A story in the April 27 edition of Capital Press, my favorite Pacific Northwest agricultural newspaper (warning: story may disappear soon), profiled a guy who has developed a home chocolate-making process and is now selling equipment and cacao beans to other would-be choclomaniacs.
John Nanci, an Oakland, Calif., chemist who liked to brew his own beer and roast his own coffee, decided to figure out how make chocolate at home, tailoring some existing equipment and custom-manufacturing other products in order to do it.
If you've ever taken the tour at Theo Chocolate—it only costs $5, and you get to eat your weight in samples—you'll realize what a complicated process it is to make chocolate out of cacao beans. There aren't more than a handful of companies in the United States who tackle it, period, and even fewer (less than three, if I'm being generous) on an small, artisanal scale.
But as anyone who's walked through the markets of Oaxaca City and passed the tiny chocolate-milling stalls knows, it may be worth attempting the impossible just for the aromatherapeutic benefits. Nanci's company, Chocolate Alchemy, sells things like nibs, cacao butter, machines, thermometers, and instructions to anyone willing to try. Of course, his $45 novice package, in which he gives you a head start with roasted cacao nibs instead of raw beans, requires you to also purchase a $335 melangeur and a $265 juicer.

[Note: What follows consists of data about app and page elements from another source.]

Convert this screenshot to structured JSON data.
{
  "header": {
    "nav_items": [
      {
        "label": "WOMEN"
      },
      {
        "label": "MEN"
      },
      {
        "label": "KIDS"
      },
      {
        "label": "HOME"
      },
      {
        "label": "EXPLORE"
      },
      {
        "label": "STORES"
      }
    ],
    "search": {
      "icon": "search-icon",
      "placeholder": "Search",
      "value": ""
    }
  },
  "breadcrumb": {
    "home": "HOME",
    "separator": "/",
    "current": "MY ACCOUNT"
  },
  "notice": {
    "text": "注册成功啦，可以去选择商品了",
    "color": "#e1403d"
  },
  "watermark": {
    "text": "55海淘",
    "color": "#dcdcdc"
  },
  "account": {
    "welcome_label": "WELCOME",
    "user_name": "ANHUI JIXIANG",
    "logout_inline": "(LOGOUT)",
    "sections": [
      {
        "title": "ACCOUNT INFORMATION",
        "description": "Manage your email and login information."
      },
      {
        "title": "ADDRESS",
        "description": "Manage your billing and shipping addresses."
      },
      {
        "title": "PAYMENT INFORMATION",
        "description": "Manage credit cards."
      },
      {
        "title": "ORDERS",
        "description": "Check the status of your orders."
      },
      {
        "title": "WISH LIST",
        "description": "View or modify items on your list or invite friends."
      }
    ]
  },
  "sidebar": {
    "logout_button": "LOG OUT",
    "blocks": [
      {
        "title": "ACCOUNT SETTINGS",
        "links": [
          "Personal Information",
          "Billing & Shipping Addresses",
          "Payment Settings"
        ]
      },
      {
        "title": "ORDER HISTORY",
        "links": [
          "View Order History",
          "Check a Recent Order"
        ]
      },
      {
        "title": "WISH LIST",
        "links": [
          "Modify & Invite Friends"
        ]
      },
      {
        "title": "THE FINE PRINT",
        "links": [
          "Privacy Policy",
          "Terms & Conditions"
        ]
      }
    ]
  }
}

But I bet you anything Seattle is filled with insane gastronomes with the money and drive to do it. Just imagine the bragging rights. You could cast so much shade on those goat-cheese-culturers and pancetta-curers.
Of course, if you need a professional opinion (gratis) on your trial batches, samples may be sent here.